COP conferences have their limitations and political challenges, they remain important forums for addressing climate change on a global scale. However, to complement these efforts, it’s crucial for the civil society to take action at the domestic level, and for citizens to engage in activism and demand climate action. Alternative approaches, such as regional agreements and innovation, can also contribute to more effective climate change mitigation strategies.
Here are some factors to look at why leaders may not take necessary measures:
- Political and Economic Interests: Leaders for COP and countries prioritize short-term economic and political interests over long-term environmental concerns. Taking significant action on climate change can be politically difficult, as it may involve making unpopular decisions that could affect industries and jobs.
- Lobbying and Special Interests: Powerful interest groups, particularly in sectors like fossil fuels, influence political and COP decision-making.
- International Relations: International agreements like the Paris Agreement are non-binding, and countries can choose whether or not to meet their commitments.
- National Sovereignty: Some leaders are hesitant to commit to international agreements that they believe infringe on their nation’s sovereignty but Community Civil Society/Citizens/Youth involvement will reinforce sovereignty and EUROPE/ AFRICA and beyond!.
Bias and Limitations of COP Conferences:
- Inequality among Nations: Developing countries often argue that the burden of climate change should be shared more equitably. They criticize developed nations for historical contributions to carbon emissions and their current emissions levels. This creates tensions in negotiations.
- Lack of Enforcement Mechanisms: COP agreements lack strong enforcement mechanisms, making it challenging to hold countries accountable for their commitments. This undermine the effectiveness of the agreements.
- Complex Negotiation Process: Negotiations at COP conferences involve a multitude of parties with diverse interests and in less than 2 weeks it can’t be achieved anyway. This complexity can lead to compromises and watered-down agreements.
Approaches for REAL Results:
- Domestic Policies: Instead of relying solely on international agreements, teh civi society could implement strong domestic policies to combat climate change. These policies can include carbon pricing, renewable energy incentives, and regulations to reduce emissions.
- Regional Agreements: Regional alliances or trade blocs can work together to set more ambitious climate goals and encourage member countries to meet their commitments.
- Innovation and Technology: Fostering innovation in clean energy and technology is crucial. Governments can incentivize research and development in these areas, making it economically viable for industries to transition to cleaner practices.

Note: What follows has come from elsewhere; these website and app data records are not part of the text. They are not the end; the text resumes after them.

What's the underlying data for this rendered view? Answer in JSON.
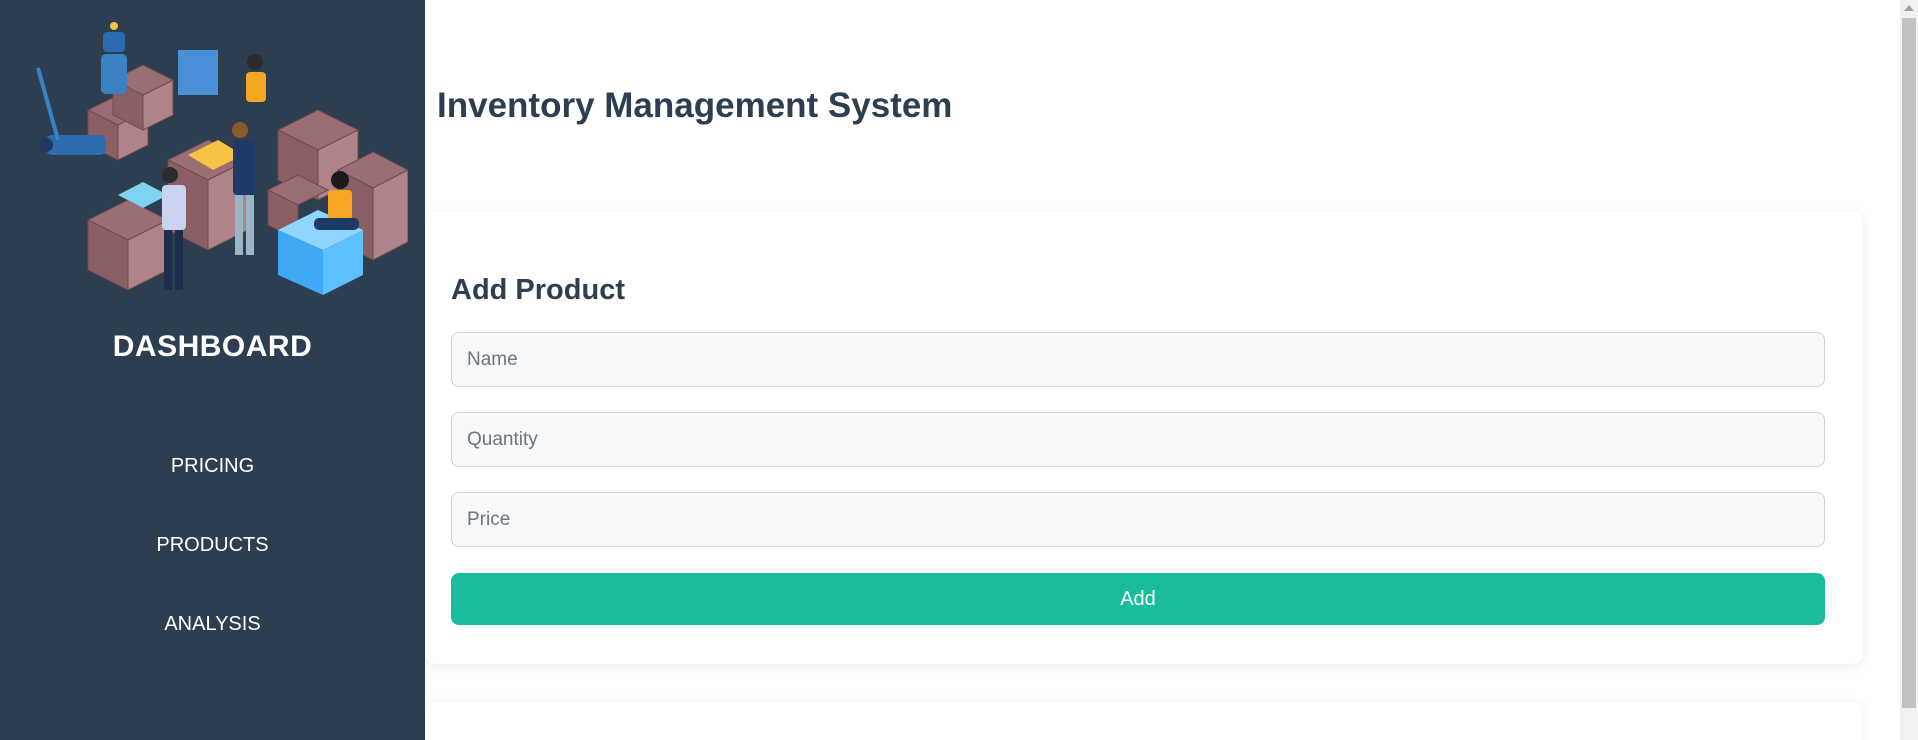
{
  "sidebar": {
    "title": "DASHBOARD",
    "illustration_icon": "warehouse-illustration",
    "items": [
      {
        "label": "PRICING"
      },
      {
        "label": "PRODUCTS"
      },
      {
        "label": "ANALYSIS"
      }
    ],
    "background_color": "#2c3e50"
  },
  "main": {
    "title": "Inventory Management System",
    "form": {
      "title": "Add Product",
      "fields": [
        {
          "placeholder": "Name",
          "value": ""
        },
        {
          "placeholder": "Quantity",
          "value": ""
        },
        {
          "placeholder": "Price",
          "value": ""
        }
      ],
      "submit_label": "Add",
      "accent_color": "#1abc9c"
    }
  }
}
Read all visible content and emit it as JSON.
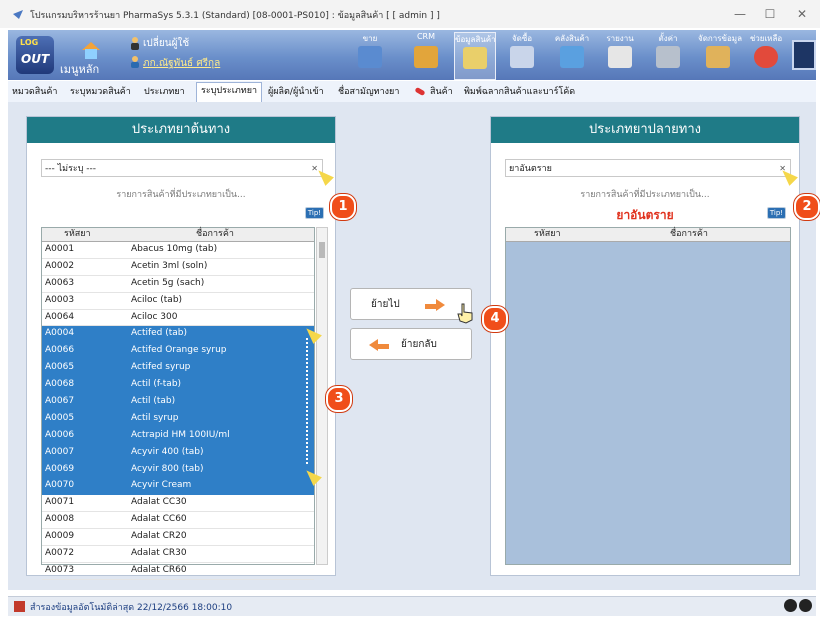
{
  "window": {
    "title": "โปรแกรมบริหารร้านยา PharmaSys 5.3.1 (Standard) [08-0001-PS010] : ข้อมูลสินค้า [ [ admin ] ]",
    "controls": {
      "minimize": "—",
      "maximize": "☐",
      "close": "✕"
    }
  },
  "toolbar": {
    "logout": {
      "line1": "LOG",
      "line2": "OUT"
    },
    "home_label": "เมนูหลัก",
    "switch_user_label": "เปลี่ยนผู้ใช้",
    "user_name": "ภก.ณัฐพันธ์ ศรีกุล",
    "items": [
      {
        "label": "ขาย",
        "icon": "cash-register-icon"
      },
      {
        "label": "CRM",
        "icon": "crm-icon"
      },
      {
        "label": "ข้อมูลสินค้า",
        "icon": "product-data-icon"
      },
      {
        "label": "จัดซื้อ",
        "icon": "purchase-icon"
      },
      {
        "label": "คลังสินค้า",
        "icon": "warehouse-icon"
      },
      {
        "label": "รายงาน",
        "icon": "report-icon"
      },
      {
        "label": "ตั้งค่า",
        "icon": "settings-icon"
      },
      {
        "label": "จัดการข้อมูล",
        "icon": "data-management-icon"
      },
      {
        "label": "ช่วยเหลือ",
        "icon": "help-icon"
      }
    ]
  },
  "tabs": [
    {
      "label": "หมวดสินค้า"
    },
    {
      "label": "ระบุหมวดสินค้า"
    },
    {
      "label": "ประเภทยา"
    },
    {
      "label": "ระบุประเภทยา"
    },
    {
      "label": "ผู้ผลิต/ผู้นำเข้า"
    },
    {
      "label": "ชื่อสามัญทางยา"
    },
    {
      "label": "สินค้า"
    },
    {
      "label": "พิมพ์ฉลากสินค้าและบาร์โค้ด"
    }
  ],
  "source": {
    "header": "ประเภทยาต้นทาง",
    "selected": "--- ไม่ระบุ ---",
    "hint": "รายการสินค้าที่มีประเภทยาเป็น...",
    "tip": "Tip!",
    "columns": [
      "รหัสยา",
      "ชื่อการค้า"
    ],
    "rows": [
      {
        "code": "A0001",
        "name": "Abacus 10mg (tab)",
        "selected": false
      },
      {
        "code": "A0002",
        "name": "Acetin 3ml (soln)",
        "selected": false
      },
      {
        "code": "A0063",
        "name": "Acetin 5g (sach)",
        "selected": false
      },
      {
        "code": "A0003",
        "name": "Aciloc (tab)",
        "selected": false
      },
      {
        "code": "A0064",
        "name": "Aciloc 300",
        "selected": false
      },
      {
        "code": "A0004",
        "name": "Actifed (tab)",
        "selected": true
      },
      {
        "code": "A0066",
        "name": "Actifed Orange syrup",
        "selected": true
      },
      {
        "code": "A0065",
        "name": "Actifed syrup",
        "selected": true
      },
      {
        "code": "A0068",
        "name": "Actil (f-tab)",
        "selected": true
      },
      {
        "code": "A0067",
        "name": "Actil (tab)",
        "selected": true
      },
      {
        "code": "A0005",
        "name": "Actil syrup",
        "selected": true
      },
      {
        "code": "A0006",
        "name": "Actrapid HM 100IU/ml",
        "selected": true
      },
      {
        "code": "A0007",
        "name": "Acyvir 400 (tab)",
        "selected": true
      },
      {
        "code": "A0069",
        "name": "Acyvir 800 (tab)",
        "selected": true
      },
      {
        "code": "A0070",
        "name": "Acyvir Cream",
        "selected": true
      },
      {
        "code": "A0071",
        "name": "Adalat CC30",
        "selected": false
      },
      {
        "code": "A0008",
        "name": "Adalat CC60",
        "selected": false
      },
      {
        "code": "A0009",
        "name": "Adalat CR20",
        "selected": false
      },
      {
        "code": "A0072",
        "name": "Adalat CR30",
        "selected": false
      },
      {
        "code": "A0073",
        "name": "Adalat CR60",
        "selected": false
      }
    ]
  },
  "actions": {
    "move_to": "ย้ายไป",
    "move_back": "ย้ายกลับ"
  },
  "destination": {
    "header": "ประเภทยาปลายทาง",
    "selected": "ยาอันตราย",
    "hint": "รายการสินค้าที่มีประเภทยาเป็น...",
    "type_label": "ยาอันตราย",
    "tip": "Tip!",
    "columns": [
      "รหัสยา",
      "ชื่อการค้า"
    ]
  },
  "callouts": [
    "1",
    "2",
    "3",
    "4"
  ],
  "status": {
    "text": "สำรองข้อมูลอัตโนมัติล่าสุด 22/12/2566 18:00:10"
  },
  "colors": {
    "header_teal": "#1f7b87",
    "selection_blue": "#2f7fc7",
    "dest_label_red": "#e0321e",
    "callout_orange": "#f04e1a"
  }
}
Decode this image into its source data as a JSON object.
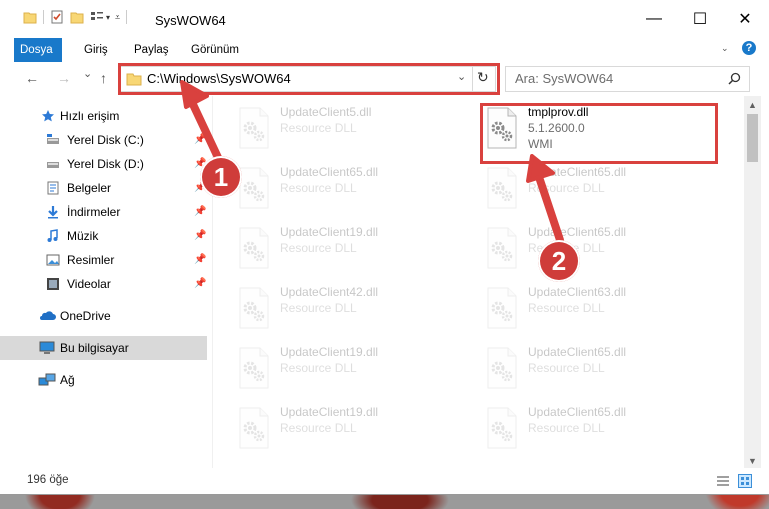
{
  "window": {
    "title": "SysWOW64",
    "minimize_glyph": "—",
    "maximize_glyph": "☐",
    "close_glyph": "✕"
  },
  "ribbon": {
    "tabs": [
      "Dosya",
      "Giriş",
      "Paylaş",
      "Görünüm"
    ],
    "help_glyph": "?"
  },
  "nav": {
    "back_glyph": "←",
    "forward_glyph": "→",
    "recent_glyph": "⌄",
    "up_glyph": "↑",
    "address": "C:\\Windows\\SysWOW64",
    "search_placeholder": "Ara: SysWOW64"
  },
  "sidebar": {
    "items": [
      {
        "label": "Hızlı erişim",
        "icon": "star-icon"
      },
      {
        "label": "Yerel Disk (C:)",
        "icon": "drive-icon"
      },
      {
        "label": "Yerel Disk (D:)",
        "icon": "drive-icon"
      },
      {
        "label": "Belgeler",
        "icon": "documents-icon"
      },
      {
        "label": "İndirmeler",
        "icon": "download-icon"
      },
      {
        "label": "Müzik",
        "icon": "music-icon"
      },
      {
        "label": "Resimler",
        "icon": "pictures-icon"
      },
      {
        "label": "Videolar",
        "icon": "video-icon"
      },
      {
        "label": "OneDrive",
        "icon": "cloud-icon"
      },
      {
        "label": "Bu bilgisayar",
        "icon": "computer-icon"
      },
      {
        "label": "Ağ",
        "icon": "network-icon"
      }
    ]
  },
  "files": {
    "left_column": [
      {
        "name": "UpdateClient5.dll",
        "type": "Resource DLL"
      },
      {
        "name": "UpdateClient65.dll",
        "type": "Resource DLL"
      },
      {
        "name": "UpdateClient19.dll",
        "type": "Resource DLL"
      },
      {
        "name": "UpdateClient42.dll",
        "type": "Resource DLL"
      },
      {
        "name": "UpdateClient19.dll",
        "type": "Resource DLL"
      },
      {
        "name": "UpdateClient19.dll",
        "type": "Resource DLL"
      }
    ],
    "right_column": [
      {
        "name": "tmplprov.dll",
        "version": "5.1.2600.0",
        "type": "WMI"
      },
      {
        "name": "UpdateClient65.dll",
        "type": "Resource DLL"
      },
      {
        "name": "UpdateClient65.dll",
        "type": "Resource DLL"
      },
      {
        "name": "UpdateClient63.dll",
        "type": "Resource DLL"
      },
      {
        "name": "UpdateClient65.dll",
        "type": "Resource DLL"
      },
      {
        "name": "UpdateClient65.dll",
        "type": "Resource DLL"
      }
    ]
  },
  "status": {
    "count": "196 öğe"
  },
  "annotations": {
    "badge_1": "1",
    "badge_2": "2",
    "color": "#d9413e"
  }
}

- Pressure on Public : Public awareness and activism play a significant role in pushing governments to take action. Grassroots movements and pressure from citizens can encourage leaders to prioritize climate change!
- Green Finance and Investments: Encouraging private sector investment in clean technologies and sustainable practices can accelerate the transition to a low-carbon economy.
12.What key measures would you introduce into the global strategy to effectively combat climate change?
– Again, I would recommend the civil society to stand up finally as a true revolution during these coming COP28 or COP29, and also COP30, etc! Mainstreaming, harnessing the Civil Society’s power is the engine of a the new impetus of EC for ongoing Strategic Geopolitics and Economics, including a strong commitment of the EU policy on AID and COOPERATION with Africa, but also with the world! The United Nations should recommend it!
The power is yours! Grab it!